-------- Data records

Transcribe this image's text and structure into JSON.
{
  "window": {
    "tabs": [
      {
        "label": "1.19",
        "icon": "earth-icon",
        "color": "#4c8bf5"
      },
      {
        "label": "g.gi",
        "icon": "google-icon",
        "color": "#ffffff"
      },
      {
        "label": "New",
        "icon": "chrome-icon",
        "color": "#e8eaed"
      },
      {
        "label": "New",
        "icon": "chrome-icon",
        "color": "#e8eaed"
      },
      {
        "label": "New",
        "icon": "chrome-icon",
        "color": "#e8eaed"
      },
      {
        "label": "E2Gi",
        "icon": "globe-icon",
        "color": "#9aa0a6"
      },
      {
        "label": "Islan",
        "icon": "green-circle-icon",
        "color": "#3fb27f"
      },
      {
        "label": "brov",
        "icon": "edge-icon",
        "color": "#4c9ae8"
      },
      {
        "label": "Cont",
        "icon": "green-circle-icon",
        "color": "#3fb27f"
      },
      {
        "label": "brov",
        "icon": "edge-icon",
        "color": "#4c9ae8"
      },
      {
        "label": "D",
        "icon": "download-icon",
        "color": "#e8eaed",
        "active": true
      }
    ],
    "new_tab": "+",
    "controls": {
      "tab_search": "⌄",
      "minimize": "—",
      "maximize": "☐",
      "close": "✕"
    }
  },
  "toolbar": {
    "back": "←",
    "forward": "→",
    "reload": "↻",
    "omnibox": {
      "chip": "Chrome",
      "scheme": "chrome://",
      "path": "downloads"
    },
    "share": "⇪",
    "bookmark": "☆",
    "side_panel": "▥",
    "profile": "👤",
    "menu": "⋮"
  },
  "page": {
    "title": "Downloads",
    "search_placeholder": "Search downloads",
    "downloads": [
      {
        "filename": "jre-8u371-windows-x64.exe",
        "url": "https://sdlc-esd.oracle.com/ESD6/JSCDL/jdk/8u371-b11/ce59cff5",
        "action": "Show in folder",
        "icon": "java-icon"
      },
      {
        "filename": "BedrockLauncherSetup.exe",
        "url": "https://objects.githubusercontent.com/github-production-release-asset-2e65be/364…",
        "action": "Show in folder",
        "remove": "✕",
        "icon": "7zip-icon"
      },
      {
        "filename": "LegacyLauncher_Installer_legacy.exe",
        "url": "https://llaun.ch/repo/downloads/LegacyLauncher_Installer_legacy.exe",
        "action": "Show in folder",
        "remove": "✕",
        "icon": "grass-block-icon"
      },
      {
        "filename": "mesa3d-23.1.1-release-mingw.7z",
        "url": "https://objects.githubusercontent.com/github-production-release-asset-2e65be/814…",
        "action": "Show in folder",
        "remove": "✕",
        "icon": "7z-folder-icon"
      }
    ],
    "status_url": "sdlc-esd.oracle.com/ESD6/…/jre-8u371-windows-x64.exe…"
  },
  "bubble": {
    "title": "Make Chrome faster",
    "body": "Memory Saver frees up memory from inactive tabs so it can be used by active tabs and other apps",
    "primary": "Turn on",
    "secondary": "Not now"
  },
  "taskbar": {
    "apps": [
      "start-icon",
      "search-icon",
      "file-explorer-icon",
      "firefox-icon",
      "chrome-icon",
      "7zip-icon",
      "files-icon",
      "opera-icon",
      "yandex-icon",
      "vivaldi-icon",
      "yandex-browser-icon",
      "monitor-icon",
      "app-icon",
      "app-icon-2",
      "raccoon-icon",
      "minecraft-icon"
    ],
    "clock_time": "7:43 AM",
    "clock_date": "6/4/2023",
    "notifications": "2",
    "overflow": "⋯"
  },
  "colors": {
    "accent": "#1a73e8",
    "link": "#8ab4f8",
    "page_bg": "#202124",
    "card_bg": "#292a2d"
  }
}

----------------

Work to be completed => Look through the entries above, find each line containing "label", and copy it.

Answer to the exercise =>
        "label": "1.19",
        "label": "g.gi",
        "label": "New",
        "label": "New",
        "label": "New",
        "label": "E2Gi",
        "label": "Islan",
        "label": "brov",
        "label": "Cont",
        "label": "brov",
        "label": "D",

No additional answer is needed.